"Field of Glory" and "Rise of Rome"
Here is a list of what is covered in the "Rise of Rome" supplement, the Late Republican Roman list is where you will find the Marius/Caesar style of Romans:
Mid-Republican Roman Allies
LATE REPUBLICAN ROMAN
Late Republican Roman Allies
Bruttian or Lucanian Allies
Late Campanian Allies
Ancient Spanish Allies
Attalid Pergamene Allies
NUMIDIAN OR EARLY MOORISH
Numidian or Early Moorish Allies
SPARTACUS SLAVE REVOLT
Early Armenian Allies
Parthian or Media Atropatene Allies
Adiabene, Edessan or Hatran Allies
Early Arab Allies
Later Skythian or Saka Allies
Later Jewish Allies
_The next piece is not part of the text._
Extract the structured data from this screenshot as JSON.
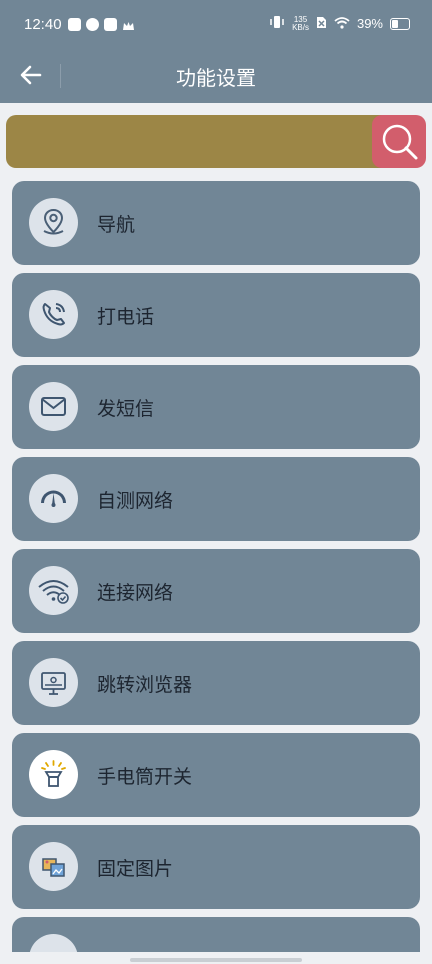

I bought my copy of the rules this past weekend at the "Cold Wars" convention in Lancaster, Pennsylvania. I finished reading through the rules yesterday. I think the one biggest difference I have noticed so far is how these rules treat barbarian warbands. In many other ancient warfare rules if a warband beats you in close combat in the same turn in which it charged you, you are automatically (for the most part) broken. In these rules warbands are classified as "Impact Foot," which is perfectly fine, but wait, Roman Legionary infantry is classified as "Impact Foot" too! The logic being that a Roman unit is always going to counter-charge behind a volley of pilums so the "impacts" get canceled out. Which ever side loses still suffers a die roll penalty for losing to "Impact Foot" when it has to take its "Cohesion" test (kind of like morale/disruption combined), but it certainly isn't an automatic break and the charging warband could just as easily suffer the same penalty as the counter-charging Romans if the Romans were to win the combat. Interesting idea. I think I like that!
These rules and the supplements allow for a very broad range of options for army composition and size, so you can start out small or keep it small if you like. If I get time I might set a small experimental game this weekend and start teaching myself how to use the rules.
From what I gather, "Field of Glory" is already developing a pretty strong following. The book has only been available for purchase since February 7th and already there are tournaments springing up in the UK and even in the US. There was a small tourney at the "Cold Wars" con in Lancaster, PA this past weekend, and the Yahoo discussion group already has 647 members as of today! It will interesting to see where all this goes. We could actually have a widely popular set of ancient warfare rules here that does not feel like a glorified "dungeons and dragons," and developed by people who actually know how to express complex concepts through the medium of writing.